What are you currently listening to?
Right now, it’s the blissful peace of Jemima sleeping. But most often beaming through the studio are The Woolshed Sessions, Delgirl, Wellington Ukulele Orchestra and LCD Soundsystem.
Recommend an album: It has to be the Woolshed Sessions – most definitely most played!
Is there a philosophy behind your work?
Absolutely, it’s about context and narratives. The materials I use have their own histories or stories which are sort of edited in their transformation to becoming my wallscapes. These are designed to be rearranged as a form of story-telling for adults; we change them around to suit our mood, to work with the decor, to set a scene in our daily lives. This process of interacting with them evokes that sense of play, imagination and engagement we experienced when we were younger – it’s like telling stories with the materials of our childhoods; the clothes we used to wear within the walls of our homes that were furnished with wallpapers of the era.
I like the thought of my work empowering others creatively; install the wallscapes your way, colour the illustrations as you see them in your imagination…
Your favourite childhood book?
A book called The Best Nest was right up there with the Dr Seuss classics.

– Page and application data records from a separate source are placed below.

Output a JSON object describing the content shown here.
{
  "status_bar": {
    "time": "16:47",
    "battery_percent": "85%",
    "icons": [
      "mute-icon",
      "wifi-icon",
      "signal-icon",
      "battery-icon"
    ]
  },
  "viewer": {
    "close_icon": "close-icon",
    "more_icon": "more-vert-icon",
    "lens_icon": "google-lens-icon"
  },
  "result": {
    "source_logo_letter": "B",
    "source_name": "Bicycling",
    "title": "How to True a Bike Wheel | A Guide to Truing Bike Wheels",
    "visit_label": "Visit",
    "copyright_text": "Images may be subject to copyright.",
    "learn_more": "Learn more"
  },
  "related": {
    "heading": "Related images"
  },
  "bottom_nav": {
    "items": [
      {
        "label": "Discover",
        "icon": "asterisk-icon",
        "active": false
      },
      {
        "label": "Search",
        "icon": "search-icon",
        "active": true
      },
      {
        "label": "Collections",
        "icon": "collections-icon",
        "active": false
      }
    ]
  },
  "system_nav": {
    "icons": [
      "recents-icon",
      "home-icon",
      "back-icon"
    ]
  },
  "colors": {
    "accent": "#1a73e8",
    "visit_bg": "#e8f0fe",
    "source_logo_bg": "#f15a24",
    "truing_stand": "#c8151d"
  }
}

Also I have to mention The Giant Jam Sandwich as I won that in a colouring competition!
What are you reading now?
Prizes – selected short stories by Janet Frame. And selected textbooks on design research [with my teacher's hat on].
My Mum would have to be my crafting heroine; supremely talented in all manner of made things; from home baking, gardening to spinning, knitting, weaving, sewing… self-taught but an amazing teacher.
A favourite quote:
“The more that you read, the more things you will know. The more that you learn, the more places you’ll go.” – Dr Seuss, I Can Read With My Eyes Shut! (1978)
Do you have any pets?
We do, Ted the big fat cat. His name has proved troublesome with Jemima learning to talk though: books say ‘Teddy’ and ‘Cat’, but Teddy IS the cat!
If you were a crayon, what colour would you be? The red one without a doubt!
Check out more of Helen’s gorgeous wallscape designs in her Felt shop, hjrdDesign, and watch this space for her new range of restickable decals!